# [Exercise aim]
Identify and pull out each line of the entries in which "title" occurs.
BEGIN
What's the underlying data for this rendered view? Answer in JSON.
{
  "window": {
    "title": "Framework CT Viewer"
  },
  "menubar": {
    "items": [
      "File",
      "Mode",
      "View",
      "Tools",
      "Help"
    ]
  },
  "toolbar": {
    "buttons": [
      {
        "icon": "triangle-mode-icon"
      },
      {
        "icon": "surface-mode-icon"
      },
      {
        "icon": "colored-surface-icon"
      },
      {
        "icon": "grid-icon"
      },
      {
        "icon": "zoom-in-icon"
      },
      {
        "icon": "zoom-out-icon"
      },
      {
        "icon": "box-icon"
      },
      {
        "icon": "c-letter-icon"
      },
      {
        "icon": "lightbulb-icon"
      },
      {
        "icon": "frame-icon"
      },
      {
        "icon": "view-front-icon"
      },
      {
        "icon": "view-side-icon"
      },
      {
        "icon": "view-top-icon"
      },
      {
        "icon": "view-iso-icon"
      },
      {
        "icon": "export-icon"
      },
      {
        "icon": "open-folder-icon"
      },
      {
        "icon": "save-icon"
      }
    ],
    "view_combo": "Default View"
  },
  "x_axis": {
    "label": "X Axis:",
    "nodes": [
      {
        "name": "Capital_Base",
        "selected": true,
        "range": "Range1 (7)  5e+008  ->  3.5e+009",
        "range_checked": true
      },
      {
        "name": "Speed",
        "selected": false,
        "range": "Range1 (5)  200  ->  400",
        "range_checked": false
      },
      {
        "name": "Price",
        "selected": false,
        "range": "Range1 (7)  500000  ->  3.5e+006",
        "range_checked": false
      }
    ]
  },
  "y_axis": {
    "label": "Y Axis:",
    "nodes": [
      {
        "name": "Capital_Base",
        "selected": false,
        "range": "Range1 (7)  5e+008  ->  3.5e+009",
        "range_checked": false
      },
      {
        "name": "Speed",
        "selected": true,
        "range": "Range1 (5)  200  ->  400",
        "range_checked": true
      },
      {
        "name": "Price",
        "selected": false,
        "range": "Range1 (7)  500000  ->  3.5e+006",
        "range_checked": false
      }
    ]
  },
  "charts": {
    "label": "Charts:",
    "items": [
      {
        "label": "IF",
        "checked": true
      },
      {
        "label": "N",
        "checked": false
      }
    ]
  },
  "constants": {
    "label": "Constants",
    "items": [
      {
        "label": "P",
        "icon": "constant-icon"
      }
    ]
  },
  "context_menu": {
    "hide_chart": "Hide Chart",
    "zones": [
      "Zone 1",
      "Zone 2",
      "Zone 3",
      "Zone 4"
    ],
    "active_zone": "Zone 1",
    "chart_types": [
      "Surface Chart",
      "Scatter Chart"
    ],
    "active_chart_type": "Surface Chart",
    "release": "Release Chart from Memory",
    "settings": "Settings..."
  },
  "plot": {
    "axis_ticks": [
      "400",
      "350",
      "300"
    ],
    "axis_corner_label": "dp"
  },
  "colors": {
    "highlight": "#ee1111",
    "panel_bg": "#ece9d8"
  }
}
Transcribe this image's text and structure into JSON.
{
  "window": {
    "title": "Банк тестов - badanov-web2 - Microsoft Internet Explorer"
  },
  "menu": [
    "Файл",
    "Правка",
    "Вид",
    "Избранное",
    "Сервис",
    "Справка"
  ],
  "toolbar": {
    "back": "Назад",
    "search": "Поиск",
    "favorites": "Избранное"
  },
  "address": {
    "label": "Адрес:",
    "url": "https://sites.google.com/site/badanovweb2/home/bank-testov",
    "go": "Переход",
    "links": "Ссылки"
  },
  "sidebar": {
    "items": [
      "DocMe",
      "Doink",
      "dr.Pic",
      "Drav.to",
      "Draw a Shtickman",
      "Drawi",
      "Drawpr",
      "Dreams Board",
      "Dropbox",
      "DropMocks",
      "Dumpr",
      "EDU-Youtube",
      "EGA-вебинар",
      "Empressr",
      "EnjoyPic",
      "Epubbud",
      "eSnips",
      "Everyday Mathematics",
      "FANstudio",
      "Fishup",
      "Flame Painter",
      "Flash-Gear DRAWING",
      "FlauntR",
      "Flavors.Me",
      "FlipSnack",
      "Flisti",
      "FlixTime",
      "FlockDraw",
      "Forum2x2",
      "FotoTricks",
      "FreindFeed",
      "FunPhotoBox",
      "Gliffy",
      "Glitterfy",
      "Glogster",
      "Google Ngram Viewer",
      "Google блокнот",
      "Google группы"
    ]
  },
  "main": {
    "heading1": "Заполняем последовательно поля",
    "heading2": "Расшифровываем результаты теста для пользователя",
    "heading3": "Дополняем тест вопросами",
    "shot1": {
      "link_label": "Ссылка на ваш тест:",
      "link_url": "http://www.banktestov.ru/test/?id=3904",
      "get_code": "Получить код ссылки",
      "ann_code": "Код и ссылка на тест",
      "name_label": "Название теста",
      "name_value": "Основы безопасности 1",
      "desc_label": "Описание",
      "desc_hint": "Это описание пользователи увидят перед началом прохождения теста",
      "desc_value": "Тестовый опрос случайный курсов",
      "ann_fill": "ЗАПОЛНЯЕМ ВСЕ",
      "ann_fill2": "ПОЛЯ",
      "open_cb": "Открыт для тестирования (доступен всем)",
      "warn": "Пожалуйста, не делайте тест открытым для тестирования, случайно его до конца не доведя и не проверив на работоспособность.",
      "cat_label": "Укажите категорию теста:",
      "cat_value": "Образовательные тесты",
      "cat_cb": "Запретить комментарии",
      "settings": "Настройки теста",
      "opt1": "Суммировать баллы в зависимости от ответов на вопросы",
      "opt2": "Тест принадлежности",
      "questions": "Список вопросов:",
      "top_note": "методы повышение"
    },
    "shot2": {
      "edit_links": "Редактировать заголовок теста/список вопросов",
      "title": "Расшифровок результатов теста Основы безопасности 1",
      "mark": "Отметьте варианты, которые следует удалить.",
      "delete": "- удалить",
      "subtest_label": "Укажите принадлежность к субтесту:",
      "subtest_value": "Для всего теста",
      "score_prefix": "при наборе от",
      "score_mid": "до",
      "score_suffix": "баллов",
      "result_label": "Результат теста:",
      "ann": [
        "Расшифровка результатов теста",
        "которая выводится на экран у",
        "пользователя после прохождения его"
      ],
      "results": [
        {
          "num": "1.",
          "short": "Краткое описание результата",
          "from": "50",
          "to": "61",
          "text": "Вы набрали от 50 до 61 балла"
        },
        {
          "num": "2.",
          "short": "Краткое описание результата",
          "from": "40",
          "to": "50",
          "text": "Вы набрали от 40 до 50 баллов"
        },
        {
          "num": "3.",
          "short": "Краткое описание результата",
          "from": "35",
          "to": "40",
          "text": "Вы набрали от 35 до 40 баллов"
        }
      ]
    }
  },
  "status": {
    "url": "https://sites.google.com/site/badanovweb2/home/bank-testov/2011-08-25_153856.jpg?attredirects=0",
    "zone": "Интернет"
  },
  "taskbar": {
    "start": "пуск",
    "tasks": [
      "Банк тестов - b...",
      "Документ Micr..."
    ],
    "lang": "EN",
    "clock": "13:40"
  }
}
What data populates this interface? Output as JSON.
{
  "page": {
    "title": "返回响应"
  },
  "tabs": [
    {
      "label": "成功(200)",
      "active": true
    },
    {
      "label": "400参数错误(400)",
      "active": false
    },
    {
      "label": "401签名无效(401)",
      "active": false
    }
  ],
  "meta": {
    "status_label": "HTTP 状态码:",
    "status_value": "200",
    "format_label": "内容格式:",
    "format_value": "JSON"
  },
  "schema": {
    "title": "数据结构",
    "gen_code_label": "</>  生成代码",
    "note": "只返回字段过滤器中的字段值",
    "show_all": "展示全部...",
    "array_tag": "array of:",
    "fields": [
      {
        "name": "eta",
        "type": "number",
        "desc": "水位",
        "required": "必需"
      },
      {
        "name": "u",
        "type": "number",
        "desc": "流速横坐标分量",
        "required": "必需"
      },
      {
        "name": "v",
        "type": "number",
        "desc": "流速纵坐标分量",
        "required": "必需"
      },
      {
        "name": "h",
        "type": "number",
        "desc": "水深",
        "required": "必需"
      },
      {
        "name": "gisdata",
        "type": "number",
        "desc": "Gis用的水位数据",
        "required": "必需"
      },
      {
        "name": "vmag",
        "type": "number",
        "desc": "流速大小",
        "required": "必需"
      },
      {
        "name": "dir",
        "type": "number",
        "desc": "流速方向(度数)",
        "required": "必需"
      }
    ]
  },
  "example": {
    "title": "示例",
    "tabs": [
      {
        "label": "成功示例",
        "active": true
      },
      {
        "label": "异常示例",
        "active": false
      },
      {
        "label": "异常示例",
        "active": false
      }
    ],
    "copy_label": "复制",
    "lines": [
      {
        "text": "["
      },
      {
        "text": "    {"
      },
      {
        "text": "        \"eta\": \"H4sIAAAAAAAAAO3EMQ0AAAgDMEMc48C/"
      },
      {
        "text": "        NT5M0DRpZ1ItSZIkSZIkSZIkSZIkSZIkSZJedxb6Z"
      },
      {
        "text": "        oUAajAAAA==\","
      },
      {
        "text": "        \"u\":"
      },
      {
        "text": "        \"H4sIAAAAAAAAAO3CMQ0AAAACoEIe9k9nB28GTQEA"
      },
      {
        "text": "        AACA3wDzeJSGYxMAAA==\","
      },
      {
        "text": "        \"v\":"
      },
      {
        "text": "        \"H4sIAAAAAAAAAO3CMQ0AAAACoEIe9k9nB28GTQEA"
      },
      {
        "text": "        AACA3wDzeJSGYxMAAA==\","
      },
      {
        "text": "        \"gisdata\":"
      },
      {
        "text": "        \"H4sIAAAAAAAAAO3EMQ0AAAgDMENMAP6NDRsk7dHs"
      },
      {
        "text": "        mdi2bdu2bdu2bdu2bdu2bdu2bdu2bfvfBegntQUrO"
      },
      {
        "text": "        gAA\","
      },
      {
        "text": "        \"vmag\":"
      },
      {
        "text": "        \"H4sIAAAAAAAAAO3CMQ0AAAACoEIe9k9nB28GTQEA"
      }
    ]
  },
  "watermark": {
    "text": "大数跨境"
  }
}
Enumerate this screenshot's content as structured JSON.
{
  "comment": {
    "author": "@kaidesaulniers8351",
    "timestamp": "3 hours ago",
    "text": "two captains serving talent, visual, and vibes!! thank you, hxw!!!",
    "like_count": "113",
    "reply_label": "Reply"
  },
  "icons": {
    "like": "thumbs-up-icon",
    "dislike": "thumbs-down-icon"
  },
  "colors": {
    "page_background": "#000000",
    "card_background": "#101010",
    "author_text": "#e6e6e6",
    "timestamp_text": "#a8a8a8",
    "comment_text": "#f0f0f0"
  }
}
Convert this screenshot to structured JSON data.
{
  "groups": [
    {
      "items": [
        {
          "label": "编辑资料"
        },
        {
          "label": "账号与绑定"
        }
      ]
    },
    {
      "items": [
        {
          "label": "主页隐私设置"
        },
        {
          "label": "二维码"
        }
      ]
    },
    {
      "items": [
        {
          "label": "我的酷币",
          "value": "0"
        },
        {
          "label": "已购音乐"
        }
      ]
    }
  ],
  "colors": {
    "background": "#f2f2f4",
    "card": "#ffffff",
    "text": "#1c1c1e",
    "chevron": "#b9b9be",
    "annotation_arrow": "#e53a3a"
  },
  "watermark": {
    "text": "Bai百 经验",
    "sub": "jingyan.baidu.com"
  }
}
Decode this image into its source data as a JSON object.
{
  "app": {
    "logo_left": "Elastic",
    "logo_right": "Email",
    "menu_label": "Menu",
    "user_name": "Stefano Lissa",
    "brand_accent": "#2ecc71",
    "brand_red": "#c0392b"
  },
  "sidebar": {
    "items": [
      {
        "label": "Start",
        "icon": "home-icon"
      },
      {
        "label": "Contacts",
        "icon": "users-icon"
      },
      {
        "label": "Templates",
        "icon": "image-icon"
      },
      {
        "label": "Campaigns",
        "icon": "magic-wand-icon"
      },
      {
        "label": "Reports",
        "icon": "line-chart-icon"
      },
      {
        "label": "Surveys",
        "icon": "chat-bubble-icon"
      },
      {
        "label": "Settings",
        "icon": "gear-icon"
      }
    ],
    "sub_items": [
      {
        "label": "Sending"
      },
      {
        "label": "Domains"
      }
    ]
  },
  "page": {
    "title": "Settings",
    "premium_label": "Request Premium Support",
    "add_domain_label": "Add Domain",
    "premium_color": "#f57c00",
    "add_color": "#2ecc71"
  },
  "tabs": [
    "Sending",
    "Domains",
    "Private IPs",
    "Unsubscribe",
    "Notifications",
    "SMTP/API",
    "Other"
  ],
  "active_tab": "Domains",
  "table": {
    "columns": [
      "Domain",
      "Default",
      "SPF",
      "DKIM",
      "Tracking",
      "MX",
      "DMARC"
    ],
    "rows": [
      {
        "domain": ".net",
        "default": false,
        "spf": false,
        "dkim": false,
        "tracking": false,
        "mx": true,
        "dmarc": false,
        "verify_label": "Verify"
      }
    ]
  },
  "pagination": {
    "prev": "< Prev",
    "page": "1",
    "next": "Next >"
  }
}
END
# [Answer to this task]
    "title": "Framework CT Viewer"
    "title": "Банк тестов - badanov-web2 - Microsoft Internet Explorer"
      "title": "Расшифровок результатов теста Основы безопасности 1",
    "title": "返回响应"
    "title": "数据结构",
    "title": "示例",
    "title": "Settings",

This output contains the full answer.